I love what I learn from crosswords. Did you know that a Talbot was a hunting dog. Extinct now, apparently. Nice, eh?

What a lovely day it was yesterday. And I’d sunk a little in the morning. All that mizzly rain and dreary grey and yet when we got there the sun came out and we sat in it. Gorgeous. Everyone else there was about a hundred and five. Suits me. Suits him. Gentle lounging. And those silver coffee pots. As we left I saw a kitchen porter outside the back kitchen door polishing them. Silver pots on a white doilied-tray (should be linen but I’ll forgive them). Though one of the waiters left something to be denied with his, ‘well, that’s you done!’.

We did crosswords, with the woman doing the hotel puzzle (laid out on one of the desks in the ‘adult lounge’ (think of that, what a bliss, no muzak no kids)) once interjecting. It’s the only one I knew, she said. I watched her. She tutted when she tried a piece and it didn’t fit. I’ve only managed three, she said when we left to go. Me with my hand on her shoulder. I’d watched her. Her jowls, the bracelet of semi-precious stones around her wrist, the elastic-waisted jeans with her ‘pretty’ flowered-print blouse tucked in. Her eyebrows with their black tints (mannish) and the curls at the back of her head. And her husband on the sofa in the corner doing the Daily Mail crossword before throwing it down. I’m going to get my book, he said, as he hobbled towards the glass door, there are too many pop stars. Do you want anything from the room? His ankles were tiny (I have an obsession with ankles due to the fact that I’m frequently losing mine) and he wore beige socks in deck shoes. Many of the guests sat in the sun reading papers and drinking coffee. One of the waitresses, a sweet tall girl in black culottes, had the word ‘trainee’ emblazoned on her chest. She blushed when she made an error. It takes me back.

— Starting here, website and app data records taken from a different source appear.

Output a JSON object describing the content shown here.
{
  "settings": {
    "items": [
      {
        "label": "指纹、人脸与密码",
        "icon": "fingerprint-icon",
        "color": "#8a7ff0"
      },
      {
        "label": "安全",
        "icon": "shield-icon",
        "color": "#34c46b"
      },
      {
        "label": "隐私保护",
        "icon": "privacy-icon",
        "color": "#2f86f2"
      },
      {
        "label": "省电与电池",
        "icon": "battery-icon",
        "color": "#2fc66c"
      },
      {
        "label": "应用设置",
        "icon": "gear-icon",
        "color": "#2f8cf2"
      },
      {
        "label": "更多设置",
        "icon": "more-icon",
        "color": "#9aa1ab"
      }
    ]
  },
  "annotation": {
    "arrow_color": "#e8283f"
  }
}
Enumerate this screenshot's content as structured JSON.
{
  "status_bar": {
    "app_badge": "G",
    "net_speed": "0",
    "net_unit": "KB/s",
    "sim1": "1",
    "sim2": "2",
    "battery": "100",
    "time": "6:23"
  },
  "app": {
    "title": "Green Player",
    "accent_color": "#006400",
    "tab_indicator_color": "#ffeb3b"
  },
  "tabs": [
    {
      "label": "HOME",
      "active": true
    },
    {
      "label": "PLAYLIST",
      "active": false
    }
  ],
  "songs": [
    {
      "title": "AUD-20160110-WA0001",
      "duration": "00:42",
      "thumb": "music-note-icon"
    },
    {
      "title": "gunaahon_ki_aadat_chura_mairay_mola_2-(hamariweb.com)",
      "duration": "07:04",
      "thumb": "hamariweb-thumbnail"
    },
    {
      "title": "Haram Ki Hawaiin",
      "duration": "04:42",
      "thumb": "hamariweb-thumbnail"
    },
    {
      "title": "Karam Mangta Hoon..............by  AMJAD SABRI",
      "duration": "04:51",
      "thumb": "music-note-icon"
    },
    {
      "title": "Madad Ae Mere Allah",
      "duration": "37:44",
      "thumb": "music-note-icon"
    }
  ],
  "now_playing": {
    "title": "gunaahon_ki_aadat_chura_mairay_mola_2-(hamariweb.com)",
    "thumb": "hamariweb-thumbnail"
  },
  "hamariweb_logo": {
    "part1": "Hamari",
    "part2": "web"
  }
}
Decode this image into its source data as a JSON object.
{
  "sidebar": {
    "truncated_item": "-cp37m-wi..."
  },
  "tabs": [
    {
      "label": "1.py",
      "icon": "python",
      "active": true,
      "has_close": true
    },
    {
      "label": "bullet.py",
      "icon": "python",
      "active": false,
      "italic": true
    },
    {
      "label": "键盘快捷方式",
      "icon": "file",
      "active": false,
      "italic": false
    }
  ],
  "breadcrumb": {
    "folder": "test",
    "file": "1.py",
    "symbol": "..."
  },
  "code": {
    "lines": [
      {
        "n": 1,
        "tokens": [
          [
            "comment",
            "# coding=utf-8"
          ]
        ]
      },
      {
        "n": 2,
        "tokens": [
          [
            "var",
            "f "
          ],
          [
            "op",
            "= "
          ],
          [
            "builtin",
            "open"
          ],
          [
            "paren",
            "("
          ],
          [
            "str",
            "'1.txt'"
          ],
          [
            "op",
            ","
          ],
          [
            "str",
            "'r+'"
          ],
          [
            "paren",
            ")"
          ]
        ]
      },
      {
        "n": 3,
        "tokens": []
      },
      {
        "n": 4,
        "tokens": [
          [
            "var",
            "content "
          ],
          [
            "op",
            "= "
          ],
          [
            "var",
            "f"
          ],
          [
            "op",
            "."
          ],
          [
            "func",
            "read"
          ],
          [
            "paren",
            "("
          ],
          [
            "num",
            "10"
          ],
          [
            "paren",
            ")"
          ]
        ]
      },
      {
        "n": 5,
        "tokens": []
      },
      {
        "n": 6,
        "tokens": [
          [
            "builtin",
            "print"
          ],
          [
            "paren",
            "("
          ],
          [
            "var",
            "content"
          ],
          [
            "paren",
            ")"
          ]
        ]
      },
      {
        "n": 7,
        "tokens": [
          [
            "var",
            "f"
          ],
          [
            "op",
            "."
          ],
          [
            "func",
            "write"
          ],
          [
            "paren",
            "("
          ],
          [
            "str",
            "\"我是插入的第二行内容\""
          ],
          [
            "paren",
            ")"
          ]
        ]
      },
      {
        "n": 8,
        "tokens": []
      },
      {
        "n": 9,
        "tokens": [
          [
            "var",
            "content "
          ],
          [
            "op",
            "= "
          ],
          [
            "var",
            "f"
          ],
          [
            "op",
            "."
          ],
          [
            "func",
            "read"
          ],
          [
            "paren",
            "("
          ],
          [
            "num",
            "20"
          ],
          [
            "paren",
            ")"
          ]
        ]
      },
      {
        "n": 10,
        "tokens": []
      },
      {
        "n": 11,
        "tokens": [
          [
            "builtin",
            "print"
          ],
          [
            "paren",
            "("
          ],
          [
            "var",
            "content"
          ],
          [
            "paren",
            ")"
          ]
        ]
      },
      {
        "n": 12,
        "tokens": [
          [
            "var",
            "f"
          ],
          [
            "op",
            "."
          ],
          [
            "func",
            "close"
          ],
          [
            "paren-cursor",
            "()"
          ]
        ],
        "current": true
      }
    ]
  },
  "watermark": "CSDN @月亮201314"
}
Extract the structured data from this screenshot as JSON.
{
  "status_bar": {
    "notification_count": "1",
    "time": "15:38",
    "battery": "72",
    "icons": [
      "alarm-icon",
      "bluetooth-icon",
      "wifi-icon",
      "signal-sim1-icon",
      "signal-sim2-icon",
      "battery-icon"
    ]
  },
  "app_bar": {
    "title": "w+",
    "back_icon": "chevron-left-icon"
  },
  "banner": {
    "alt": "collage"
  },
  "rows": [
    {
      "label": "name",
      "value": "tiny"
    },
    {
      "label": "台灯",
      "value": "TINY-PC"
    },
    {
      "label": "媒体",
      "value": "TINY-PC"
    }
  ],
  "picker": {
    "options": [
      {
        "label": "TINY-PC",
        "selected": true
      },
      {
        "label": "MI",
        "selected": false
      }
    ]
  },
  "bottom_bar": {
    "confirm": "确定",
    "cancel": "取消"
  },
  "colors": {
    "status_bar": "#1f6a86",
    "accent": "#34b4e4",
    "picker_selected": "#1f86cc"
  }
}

The moon was joy this morning. It lit up the Perygl and the roofs as I returned. They looked like mother-of-pearl. Nacre. It shone in my studio. A blessed silver light.

A day in which I felt something akin to joy. Thank you.

And all the way home I kept thinking about those red stitches.

By Ellen Bell

Artist and writer currently living in Aberystwyth.